Another fantastic staple of this Flash story is the character of the Reverse Flash, Professor Zoom. Is it smart to introduce this villain for the first time in Flashpoint? He is the most iconic Flash villain. A time traveler in his own right, he hates Barry Allen with everything he has and has made it his mission to make him suffer; but his presence in the book is that of an opportunistic spectator. My conclusion is derived from the fact that The Flash himself is the villain of the story, not the Reverse Flash. The Reverse Flash is simply going along for the ride and this is not the first appearance that the Reverse Flash deserves.
The only reason he works so well in the twist at the end of Flashpoint is because he is already a well established character. Why would they introduce such an iconic character for the first time, to then not truly use him to his full potential? That’d be like introducing a new cinematic Joker, played by an Academy Award-winning actor, but then basically relegating his screen time to an awkward elongated cameo! (Hmmm…) The Reverse Flash is also linked to the motivations of Barry’s decision to travel back in time, because by then he knows that it was the Reverse Flash that killed his mother. This revelation is a movie in-and-of itself!
One of the few Flash story bits shared with us in Justice League is that Barry’s father, Henry (Billy Crudup), is in prison for his mother’s murder. He believes his dad is innocent but can’t prove it. Those that know Flash history, know that Barry spends years trying to prove his father’s innocence, but to no avail until he discovers that it was the Reverse Flash that did her in. Knowing who he has to save her from is a key element to saving his mother’s life. All these elements must be explained in detail before Flashpoint can be considered a possibility or it needs to be considered common knowledge among moviegoers, which is a long shot. Flashpoint is a story that is most successful when these points don’t need to be explained, discussed or presented and they are simply tools available for development. This arc was built like a sequel or a final chapter within a saga. It works best as a finish line, not as the start of a race- and yet they want to make it the centerpiece of Flash’s first solo movie ever.

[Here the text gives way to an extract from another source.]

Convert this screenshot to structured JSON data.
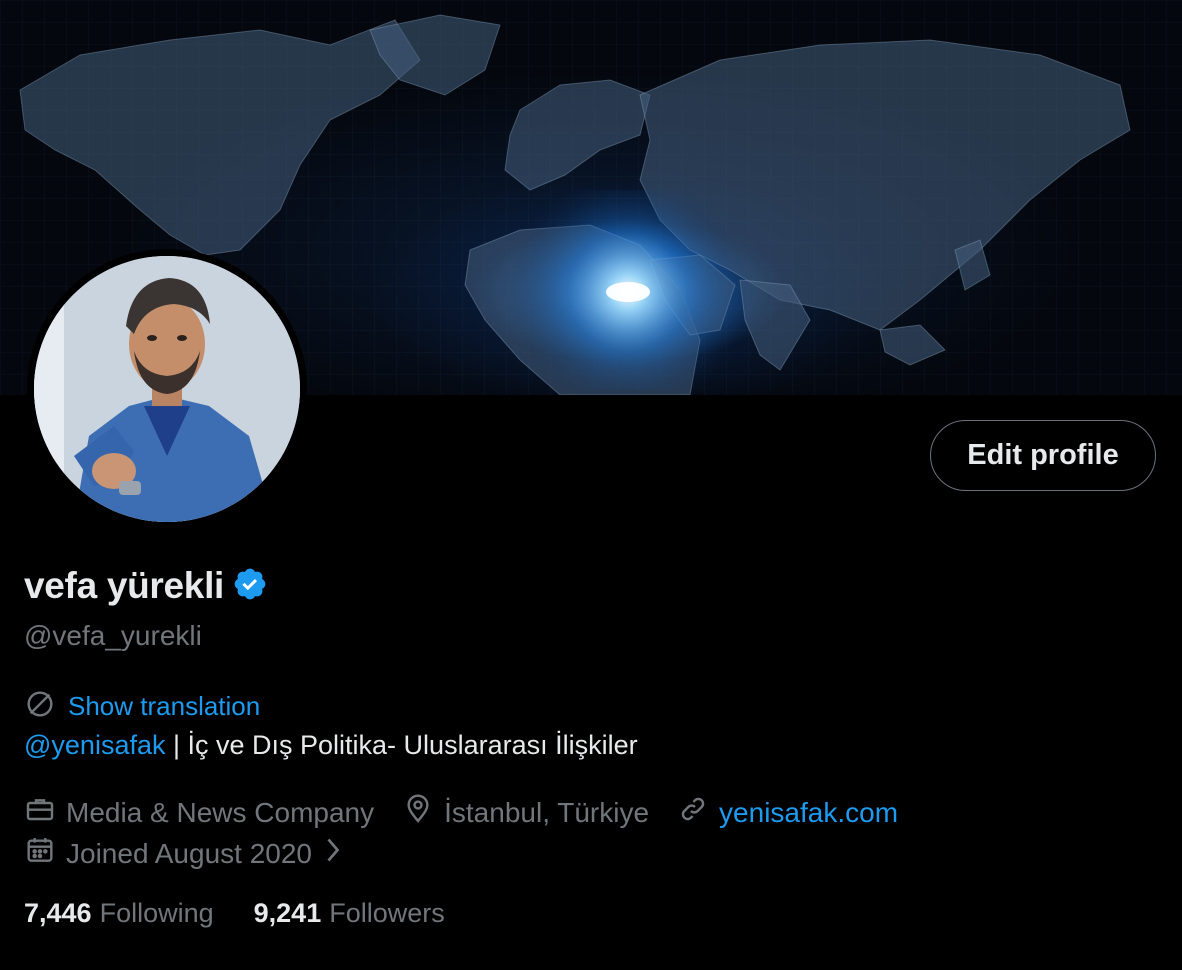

It seems to me that the idea to use this storyline is mostly based on its spectacular, attention-grabbing premise; Not because it’s the true place to start our “hero’s journey” for Barry Allen. If this assumption of mine has any validity; then DC/WB is missing the factor that makes this work so powerful. This is a personal journey where the hero processes grief, loss, the act of letting go and learns to move on. And as a fully-charged Flash fan, this is what worries me the most: A story with such heart, soul and potential being turned into an empty detour towards Michael Bay land would be truly tragic. Trivializing this incredible storyline would break the heart of this Flash fan, and so I’m adamantly against this.
It sounds harsh, but I would never lie to you guys. This is what I see happening and it scares me. There are plenty of other reasons that I can share with you to support my claim, but I think this is enough to start a great discussion about what DC/WB’s first The Flash movie should be. I have an idea for the perfect Flash movie. Let me know in the comments if you’re interested in finding out.